(FeverGate 2012 Update: After 6 days on antibiotics with virtually no improvement, we went back to the doctor and got a new antibiotic. The improvement was almost immediate. His fever stopped spiking, his lips stopped turning blue, and he felt good enough to return to daycare the very next day. A week after switching antibiotics, he’s completely back to normal. It’s so great to have our happy boy back!)
Alexander has a few words in his vocabulary that he uses somewhat consistently. He’ll say “DaDa” to Tim and “Dah” to the dogs (though, to be fair, he says “Dah” about a lot of things…he’ll say it when pointing to the door, he’ll say it when he’s done eating, and he’ll say it when pointing to the dogs. Basically, there are lots of things in his life that start with a “D” sound, and he’s mastered it). But more than any other “D” word, the one word he uses most consistently and most accurately is “No.” I used to think it was just a sound he made, and it was nothing more than a funny coincidence when he would answer questions with his “no” sound. But as time goes on, we’re begrudgingly starting to get the impression that we’re going to have to write “No” down in the theoretical baby book as the official First Word.

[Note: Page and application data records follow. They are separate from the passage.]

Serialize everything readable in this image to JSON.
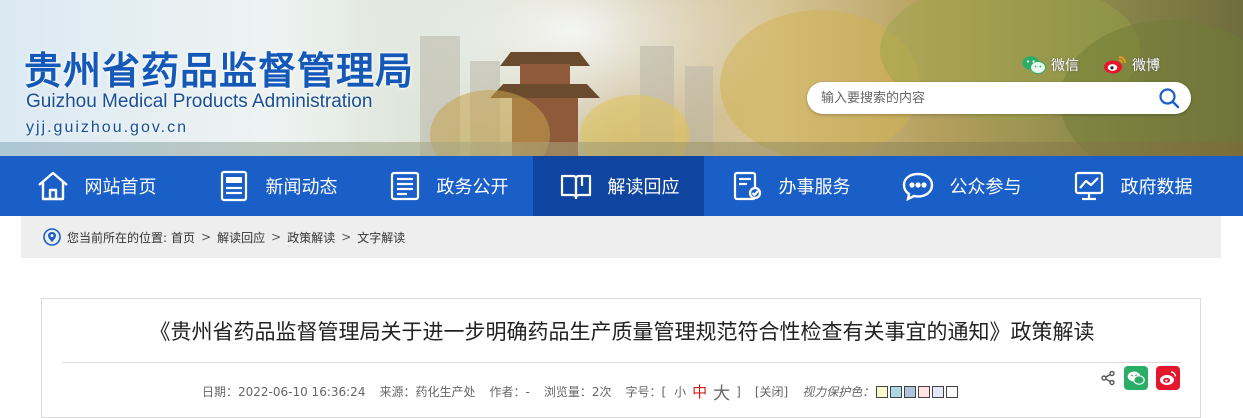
{
  "header": {
    "title_cn": "贵州省药品监督管理局",
    "title_en": "Guizhou Medical Products Administration",
    "url": "yjj.guizhou.gov.cn",
    "social": [
      {
        "label": "微信",
        "icon": "wechat-icon"
      },
      {
        "label": "微博",
        "icon": "weibo-icon"
      }
    ],
    "search": {
      "placeholder": "输入要搜索的内容",
      "icon": "search-icon"
    }
  },
  "nav": {
    "items": [
      {
        "label": "网站首页",
        "icon": "home-icon"
      },
      {
        "label": "新闻动态",
        "icon": "news-icon"
      },
      {
        "label": "政务公开",
        "icon": "document-list-icon"
      },
      {
        "label": "解读回应",
        "icon": "open-book-icon",
        "active": true
      },
      {
        "label": "办事服务",
        "icon": "service-form-icon"
      },
      {
        "label": "公众参与",
        "icon": "chat-bubble-icon"
      },
      {
        "label": "政府数据",
        "icon": "data-monitor-icon"
      }
    ]
  },
  "breadcrumb": {
    "prefix": "您当前所在的位置:",
    "items": [
      "首页",
      "解读回应",
      "政策解读",
      "文字解读"
    ],
    "separator": ">"
  },
  "article": {
    "title": "《贵州省药品监督管理局关于进一步明确药品生产质量管理规范符合性检查有关事宜的通知》政策解读",
    "meta": {
      "date": "日期：2022-06-10 16:36:24",
      "source": "来源：药化生产处",
      "author": "作者：-",
      "views": "浏览量：2次",
      "font_size_label": "字号：[",
      "font_small": "小",
      "font_medium": "中",
      "font_large": "大",
      "font_size_close": "]",
      "close": "[关闭]",
      "eye_protect": "视力保护色："
    },
    "eye_colors": [
      "#fafad2",
      "#add8e6",
      "#b0c4de",
      "#ffe4e1",
      "#e6e6fa",
      "#ffffff"
    ],
    "share": [
      {
        "icon": "share-icon"
      },
      {
        "icon": "wechat-share-icon"
      },
      {
        "icon": "weibo-share-icon"
      }
    ]
  },
  "colors": {
    "nav_bg": "#1a5fc8",
    "nav_active": "#0f45a0",
    "title_blue": "#1459b8",
    "wechat_green": "#2aae67",
    "weibo_red": "#e6162d"
  }
}
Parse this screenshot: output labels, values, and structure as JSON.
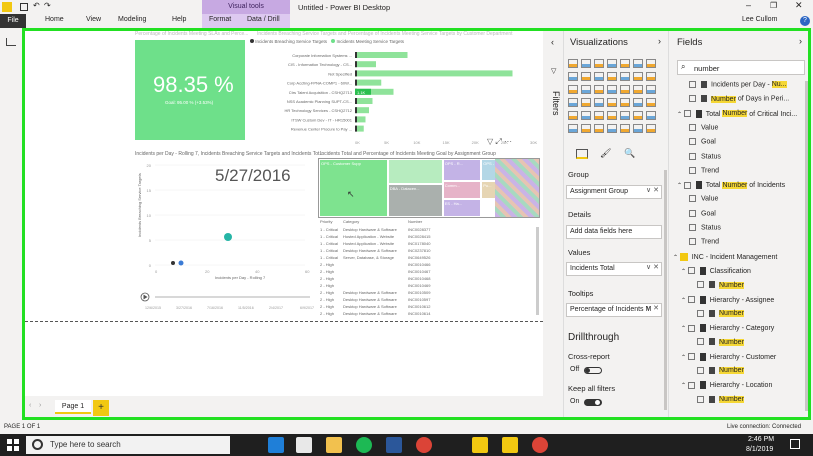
{
  "window": {
    "title": "Untitled - Power BI Desktop",
    "user": "Lee Cullom"
  },
  "ribbon": {
    "context_tab": "Visual tools",
    "tabs": [
      "File",
      "Home",
      "View",
      "Modeling",
      "Help",
      "Format",
      "Data / Drill"
    ]
  },
  "canvas": {
    "card_title": "Percentage of Incidents Meeting SLAs and Perce...",
    "card_value": "98.35 %",
    "card_goal": "Goal: 95.00 % (+3.53%)",
    "bar_title": "Incidents Breaching Service Targets and Percentage of Incidents Meeting Service Targets by Customer Department",
    "bar_legend": [
      "Incidents Breaching Service Targets",
      "Incidents Meeting Service Targets"
    ],
    "bar_categories": [
      "Corporate Information Systems ...",
      "CIS - Information Technology - CS...",
      "Not Specified",
      "Corp Accting-FPNA-COMP1 - 60W...",
      "Ctrs Talent Acquisition - CSHQ2713",
      "NSS Academic Planning SUPT-CS...",
      "HR Technology Services - CSHQ2712",
      "ITSW Custom Dev - IT - HR15001",
      "Revenue Center Procure to Pay ..."
    ],
    "bar_values": [
      0.3,
      0.12,
      0.9,
      0.15,
      0.22,
      0.1,
      0.08,
      0.06,
      0.05
    ],
    "bar_label": "1.1K",
    "bar_ticks": [
      "0K",
      "5K",
      "10K",
      "15K",
      "20K",
      "25K",
      "30K"
    ],
    "scatter_title": "Incidents per Day - Rolling 7, Incidents Breaching Service Targets and Incidents Tot...",
    "scatter_date": "5/27/2016",
    "scatter_xlabel": "Incidents per Day - Rolling 7",
    "scatter_ylabel": "Incidents Breaching Service Targets",
    "scatter_yticks": [
      "20",
      "15",
      "10",
      "5",
      "0"
    ],
    "scatter_xticks": [
      "0",
      "20",
      "40",
      "60"
    ],
    "play_ticks": [
      "12/6/2015",
      "3/27/2016",
      "7/16/2016",
      "11/5/2016",
      "2/4/2017",
      "6/9/2017"
    ],
    "treemap_title": "Incidents Total and Percentage of Incidents Meeting Goal by Assignment Group",
    "treemap_tiles": [
      "OPS - Customer Supp",
      "",
      "DBA - Datacen...",
      "OPS - R...",
      "Comm...",
      "OPS - Ne...",
      "Pu...",
      "ES - Ha...",
      "ISD - ERP - Syst...",
      "OPS - DL...",
      "OPS - A..."
    ],
    "table_headers": [
      "Priority",
      "Category",
      "Number"
    ],
    "table_rows": [
      [
        "1 - Critical",
        "Desktop Hardware & Software",
        "INC0028377"
      ],
      [
        "1 - Critical",
        "Hosted Application - Website",
        "INC0028415"
      ],
      [
        "1 - Critical",
        "Hosted Application - Website",
        "INC0178040"
      ],
      [
        "1 - Critical",
        "Desktop Hardware & Software",
        "INC0237810"
      ],
      [
        "1 - Critical",
        "Server, Database, & Storage",
        "INC0649526"
      ],
      [
        "2 - High",
        "",
        "INC0010466"
      ],
      [
        "2 - High",
        "",
        "INC0010467"
      ],
      [
        "2 - High",
        "",
        "INC0010468"
      ],
      [
        "2 - High",
        "",
        "INC0010469"
      ],
      [
        "2 - High",
        "Desktop Hardware & Software",
        "INC0010509"
      ],
      [
        "2 - High",
        "Desktop Hardware & Software",
        "INC0010597"
      ],
      [
        "2 - High",
        "Desktop Hardware & Software",
        "INC0010612"
      ],
      [
        "2 - High",
        "Desktop Hardware & Software",
        "INC0010614"
      ]
    ]
  },
  "page_tab": "Page 1",
  "page_add": "+",
  "status_left": "PAGE 1 OF 1",
  "status_right": "Live connection: Connected",
  "filters_label": "Filters",
  "visualizations": {
    "header": "Visualizations",
    "group_label": "Group",
    "group_value": "Assignment Group",
    "details_label": "Details",
    "details_placeholder": "Add data fields here",
    "values_label": "Values",
    "values_value": "Incidents Total",
    "tooltips_label": "Tooltips",
    "tooltips_value": "Percentage of Incidents M",
    "drillthrough": "Drillthrough",
    "cross_report": "Cross-report",
    "cross_state": "Off",
    "keep_filters": "Keep all filters",
    "keep_state": "On"
  },
  "fields": {
    "header": "Fields",
    "search_value": "number",
    "items": [
      {
        "pre": "Incidents per Day - ",
        "hl": "Nu...",
        "post": ""
      },
      {
        "pre": "",
        "hl": "Number",
        "post": " of Days in Peri..."
      },
      {
        "pre": "Total ",
        "hl": "Number",
        "post": " of Critical Inci..."
      },
      {
        "pre": "Value",
        "hl": "",
        "post": ""
      },
      {
        "pre": "Goal",
        "hl": "",
        "post": ""
      },
      {
        "pre": "Status",
        "hl": "",
        "post": ""
      },
      {
        "pre": "Trend",
        "hl": "",
        "post": ""
      },
      {
        "pre": "Total ",
        "hl": "Number",
        "post": " of Incidents"
      },
      {
        "pre": "Value",
        "hl": "",
        "post": ""
      },
      {
        "pre": "Goal",
        "hl": "",
        "post": ""
      },
      {
        "pre": "Status",
        "hl": "",
        "post": ""
      },
      {
        "pre": "Trend",
        "hl": "",
        "post": ""
      },
      {
        "pre": "INC - Incident Management",
        "hl": "",
        "post": ""
      },
      {
        "pre": "Classification",
        "hl": "",
        "post": ""
      },
      {
        "pre": "",
        "hl": "Number",
        "post": ""
      },
      {
        "pre": "Hierarchy - Assignee",
        "hl": "",
        "post": ""
      },
      {
        "pre": "",
        "hl": "Number",
        "post": ""
      },
      {
        "pre": "Hierarchy - Category",
        "hl": "",
        "post": ""
      },
      {
        "pre": "",
        "hl": "Number",
        "post": ""
      },
      {
        "pre": "Hierarchy - Customer",
        "hl": "",
        "post": ""
      },
      {
        "pre": "",
        "hl": "Number",
        "post": ""
      },
      {
        "pre": "Hierarchy - Location",
        "hl": "",
        "post": ""
      },
      {
        "pre": "",
        "hl": "Number",
        "post": ""
      }
    ]
  },
  "taskbar": {
    "search_placeholder": "Type here to search",
    "time": "2:46 PM",
    "date": "8/1/2019"
  },
  "colors": {
    "accent_green": "#22e022",
    "card_green": "#6ee08a",
    "highlight": "#f5d735",
    "teal": "#26b5a6"
  }
}
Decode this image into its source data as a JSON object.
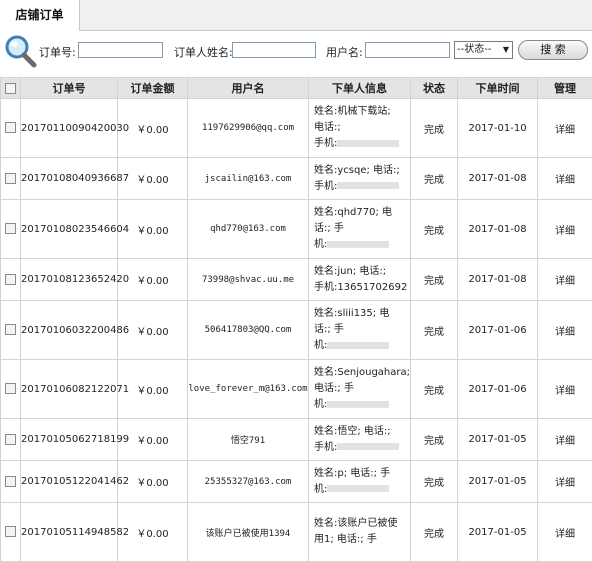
{
  "tab": {
    "label": "店铺订单"
  },
  "search": {
    "order_no_label": "订单号:",
    "buyer_name_label": "订单人姓名:",
    "username_label": "用户名:",
    "status_select": "--状态--",
    "search_button": "搜 索"
  },
  "table": {
    "headers": [
      "订单号",
      "订单金额",
      "用户名",
      "下单人信息",
      "状态",
      "下单时间",
      "管理"
    ],
    "rows": [
      {
        "order_no": "20170110090420030",
        "amount": "￥0.00",
        "username": "1197629906@qq.com",
        "info": [
          "姓名:机械下载站;",
          "电话:;",
          "手机:"
        ],
        "status": "完成",
        "date": "2017-01-10",
        "action": "详细"
      },
      {
        "order_no": "20170108040936687",
        "amount": "￥0.00",
        "username": "jscailin@163.com",
        "info": [
          "姓名:ycsqe; 电话:;",
          "手机:"
        ],
        "status": "完成",
        "date": "2017-01-08",
        "action": "详细"
      },
      {
        "order_no": "20170108023546604",
        "amount": "￥0.00",
        "username": "qhd770@163.com",
        "info": [
          "姓名:qhd770; 电",
          "话:; 手",
          "机:"
        ],
        "status": "完成",
        "date": "2017-01-08",
        "action": "详细"
      },
      {
        "order_no": "20170108123652420",
        "amount": "￥0.00",
        "username": "73998@shvac.uu.me",
        "info": [
          "姓名:jun; 电话:;",
          "手机:13651702692"
        ],
        "status": "完成",
        "date": "2017-01-08",
        "action": "详细"
      },
      {
        "order_no": "20170106032200486",
        "amount": "￥0.00",
        "username": "506417803@QQ.com",
        "info": [
          "姓名:sliii135; 电",
          "话:; 手",
          "机:"
        ],
        "status": "完成",
        "date": "2017-01-06",
        "action": "详细"
      },
      {
        "order_no": "20170106082122071",
        "amount": "￥0.00",
        "username": "love_forever_m@163.com",
        "info": [
          "姓名:Senjougahara;",
          "电话:; 手",
          "机:"
        ],
        "status": "完成",
        "date": "2017-01-06",
        "action": "详细"
      },
      {
        "order_no": "20170105062718199",
        "amount": "￥0.00",
        "username": "悟空791",
        "info": [
          "姓名:悟空; 电话:;",
          "手机:"
        ],
        "status": "完成",
        "date": "2017-01-05",
        "action": "详细"
      },
      {
        "order_no": "20170105122041462",
        "amount": "￥0.00",
        "username": "25355327@163.com",
        "info": [
          "姓名:p; 电话:; 手",
          "机:"
        ],
        "status": "完成",
        "date": "2017-01-05",
        "action": "详细"
      },
      {
        "order_no": "20170105114948582",
        "amount": "￥0.00",
        "username": "该账户已被使用1394",
        "info": [
          "姓名:该账户已被使",
          "用1; 电话:; 手"
        ],
        "status": "完成",
        "date": "2017-01-05",
        "action": "详细"
      }
    ]
  }
}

Lately, Alexander’s been playing a fun game where he likes to dangle himself head-first over the side of the couch and have us pull him back to safety by his feet. We try very hard not to encourage this behavior since it’s obviously dangerous, but the kid is determined to do a nose dive off the side of the couch and onto the hardwood floor. The other day, as luck would have it, I was half a second too slow in grabbing his feet to pull him back from the edge, and he finally succeeded in throwing himself to the floor face first. Much wailing (Alexander) and frantic checking for massive head wounds (Tim and me) ensued, but he calmed down after a few minutes and only had a small scratch on his forehead to show for his tumble.
Tim tried to use reason (as you do with a 13-month-old) to explain to Alexander that this is why we don’t do nose dives off the couch and asked, “Did you learn a lesson?”
“No,” was the child’s prompt reply.
“Are you going to stop playing that dangerous game?”
And then, trying a different tactic: “Are you going to do that again?”
This kid has learned the word “no,” and I’m beginning to think we’re in for quite the wild ride raising our mischievous little monkey.
(Sure enough, less than an hour later, Alexander was crawling back to the arm of the couch, dangling over the edge head first all over again. At least he didn’t lie to us about whether or not he learned anything.)